Steps to stopping paper clutter in the future:
Use a one-touch rule
Instead of throwing your mail on the counter, go through it immediately. Throw everything away that needs to be thrown away, do the to-do items or file in a budget binder, etc., and file the others. Don’t keep touching the same piece of paper.
You know before you started reading this post, you would move the paper pile from place to place to place. You would touch it about 10 times before you dealt with the pile if you were lucky.
I give myself about 5 minutes or so every afternoon to sort the mail and my child’s backpack papers and just go ahead and do everything right away so I won’t have to add it to my to-do list.
Use an e-calendar
Use an electronic calendar like Cozi and put dates into your calendar immediately. You don’t have to save the appointment card from your hairstylist or doctor’s appointments for 10 weeks in your purse. Don’t even get the card, just stand right there while you’re making an appointment and plug it into your phone.
Sign up for e-bills & e-statements
One of the best things you can do to stop paper clutter is to stop bringing it into the house. Sign up for e-statements for your bank accounts and regular bills. You don’t need a copy of your light bill from last December.
You don’t need to keep all of that. You pay it online and you get an email notification. You save the email notification into a folder called “Power Company” and you don’t need to keep any paper.
Set up a system for the paper you want to keep
Figure out the types of paper you want to keep and set up a system for them. Here is my system for reference:
1. Fireproof safe:
Put anything in there you don’t want getting destroyed or anything you want to keep with your ID number on there.
Here’s what I typically keep in my safe:
- Social Security Cards
- Birth Certificates
- Marriage Certificate
- Other bills of sale, warranty information, etc.
The documents I want to keep are in binders. These are things I want easy access to.
Here are my binders:
- Medical Binder (1 for each child) Here’s the one I use.
- Budget Binder
- Recipes Binder with my recipes I love
- Small Folder- my daughter’s absentee forms (I made a ton of copies and keep them in the folder for easy use), other things related to her school that I need to keep until a certain date (like fundraising forms, etc).
3 File online with Dropbox:
Anything I want to keep, but don’t need the actual paper. This is a very small amount of things.
- School handbook
- Any files you have online (like the medical binder) so you can print off pages when you need them

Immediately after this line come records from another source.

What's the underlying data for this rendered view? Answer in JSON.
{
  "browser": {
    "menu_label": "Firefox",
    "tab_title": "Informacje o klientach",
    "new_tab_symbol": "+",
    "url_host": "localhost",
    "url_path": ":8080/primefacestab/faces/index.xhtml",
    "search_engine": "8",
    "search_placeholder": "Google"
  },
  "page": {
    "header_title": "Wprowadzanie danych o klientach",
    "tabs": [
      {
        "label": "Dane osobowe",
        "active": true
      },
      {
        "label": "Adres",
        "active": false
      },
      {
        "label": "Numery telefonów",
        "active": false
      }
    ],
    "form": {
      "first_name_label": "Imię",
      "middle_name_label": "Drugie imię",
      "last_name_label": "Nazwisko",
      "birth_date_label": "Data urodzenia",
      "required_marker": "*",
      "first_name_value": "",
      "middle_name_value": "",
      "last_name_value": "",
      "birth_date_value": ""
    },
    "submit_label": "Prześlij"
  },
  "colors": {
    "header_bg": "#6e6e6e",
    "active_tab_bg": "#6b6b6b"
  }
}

- Maybe some of your child’s artwork if you didn’t want to keep the original.
4. Take a picture on your phone
Take a picture of certain papers with your phone and save it to a folder called “Info for Later”. These are items you need to see quickly but you won’t be keeping for a long time.
Examples of things I save to my phone:
- Sports Schedule
- Holiday Schedules for the Kid’s School
- Prescription numbers for easy reordering
Some of these are things (sports schedule) I want to reference in the future, but I’m not going to keep them for a long time. I likely only need them for a few months or so and then I’ll never need them again.
You don’t have to be buried under piles of paper. You can learn to tame the paper piles in your home. You don’t have to run around at the last minute searching for field trip forms at the last minute ever again.
We have a free resource library for special needs moms. Inside you’ll find forms and printables designed to make your life easier and less stressful. We also have an amazing Special Needs, Medical Binder, to help get your child’s medical information all in one place. To grab your free access, just fill out the form below.